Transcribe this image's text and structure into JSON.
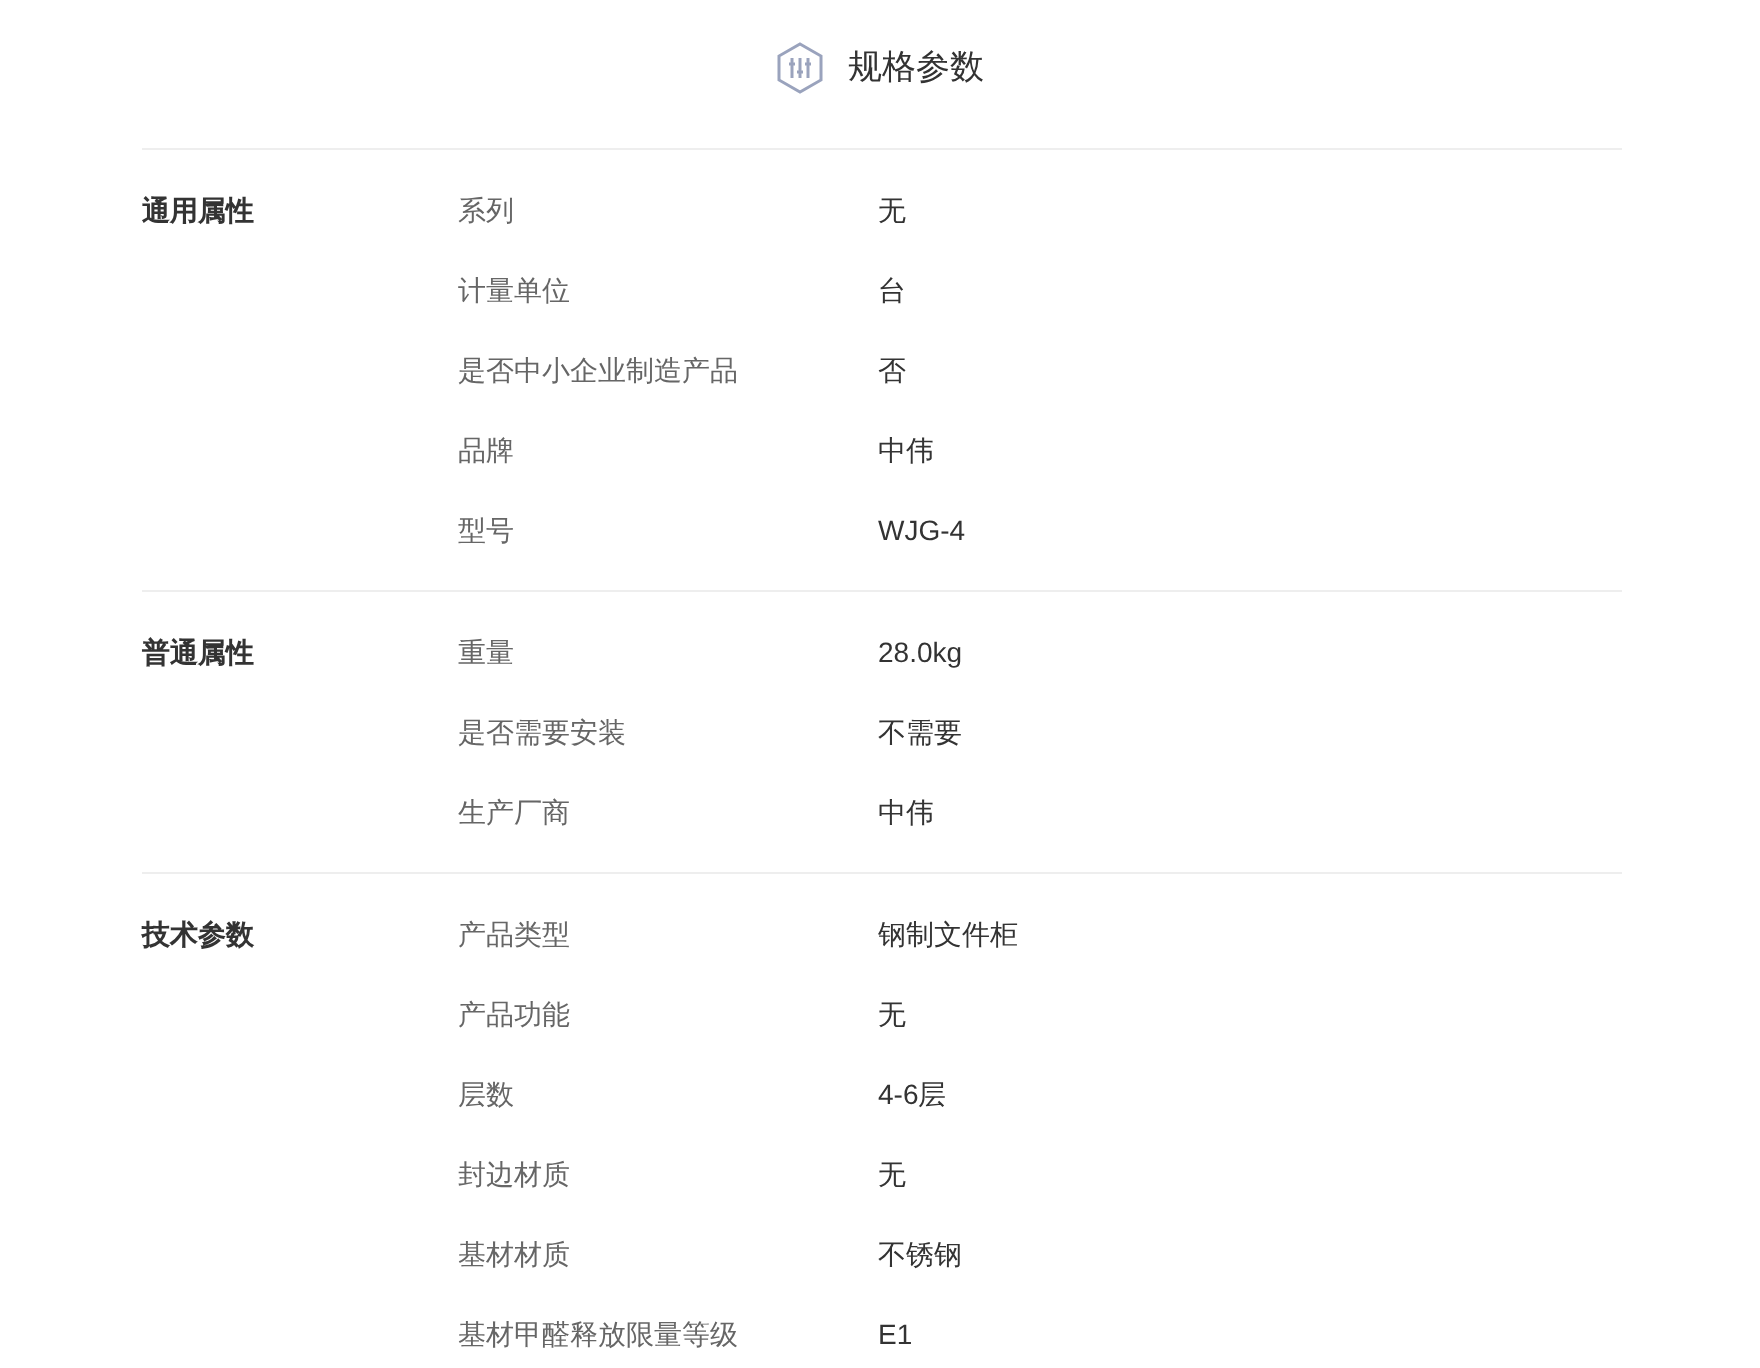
{
  "title": "规格参数",
  "groups": [
    {
      "name": "通用属性",
      "rows": [
        {
          "key": "系列",
          "value": "无"
        },
        {
          "key": "计量单位",
          "value": "台"
        },
        {
          "key": "是否中小企业制造产品",
          "value": "否"
        },
        {
          "key": "品牌",
          "value": "中伟"
        },
        {
          "key": "型号",
          "value": "WJG-4"
        }
      ]
    },
    {
      "name": "普通属性",
      "rows": [
        {
          "key": "重量",
          "value": "28.0kg"
        },
        {
          "key": "是否需要安装",
          "value": "不需要"
        },
        {
          "key": "生产厂商",
          "value": "中伟"
        }
      ]
    },
    {
      "name": "技术参数",
      "rows": [
        {
          "key": "产品类型",
          "value": "钢制文件柜"
        },
        {
          "key": "产品功能",
          "value": "无"
        },
        {
          "key": "层数",
          "value": "4-6层"
        },
        {
          "key": "封边材质",
          "value": "无"
        },
        {
          "key": "基材材质",
          "value": "不锈钢"
        },
        {
          "key": "基材甲醛释放限量等级",
          "value": "E1"
        }
      ]
    }
  ]
}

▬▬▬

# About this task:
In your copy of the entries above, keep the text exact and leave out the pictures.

# Written response:
Transcribe this image's text and structure into JSON.
{
  "title": "规格参数",
  "groups": [
    {
      "name": "通用属性",
      "rows": [
        {
          "key": "系列",
          "value": "无"
        },
        {
          "key": "计量单位",
          "value": "台"
        },
        {
          "key": "是否中小企业制造产品",
          "value": "否"
        },
        {
          "key": "品牌",
          "value": "中伟"
        },
        {
          "key": "型号",
          "value": "WJG-4"
        }
      ]
    },
    {
      "name": "普通属性",
      "rows": [
        {
          "key": "重量",
          "value": "28.0kg"
        },
        {
          "key": "是否需要安装",
          "value": "不需要"
        },
        {
          "key": "生产厂商",
          "value": "中伟"
        }
      ]
    },
    {
      "name": "技术参数",
      "rows": [
        {
          "key": "产品类型",
          "value": "钢制文件柜"
        },
        {
          "key": "产品功能",
          "value": "无"
        },
        {
          "key": "层数",
          "value": "4-6层"
        },
        {
          "key": "封边材质",
          "value": "无"
        },
        {
          "key": "基材材质",
          "value": "不锈钢"
        },
        {
          "key": "基材甲醛释放限量等级",
          "value": "E1"
        }
      ]
    }
  ]
}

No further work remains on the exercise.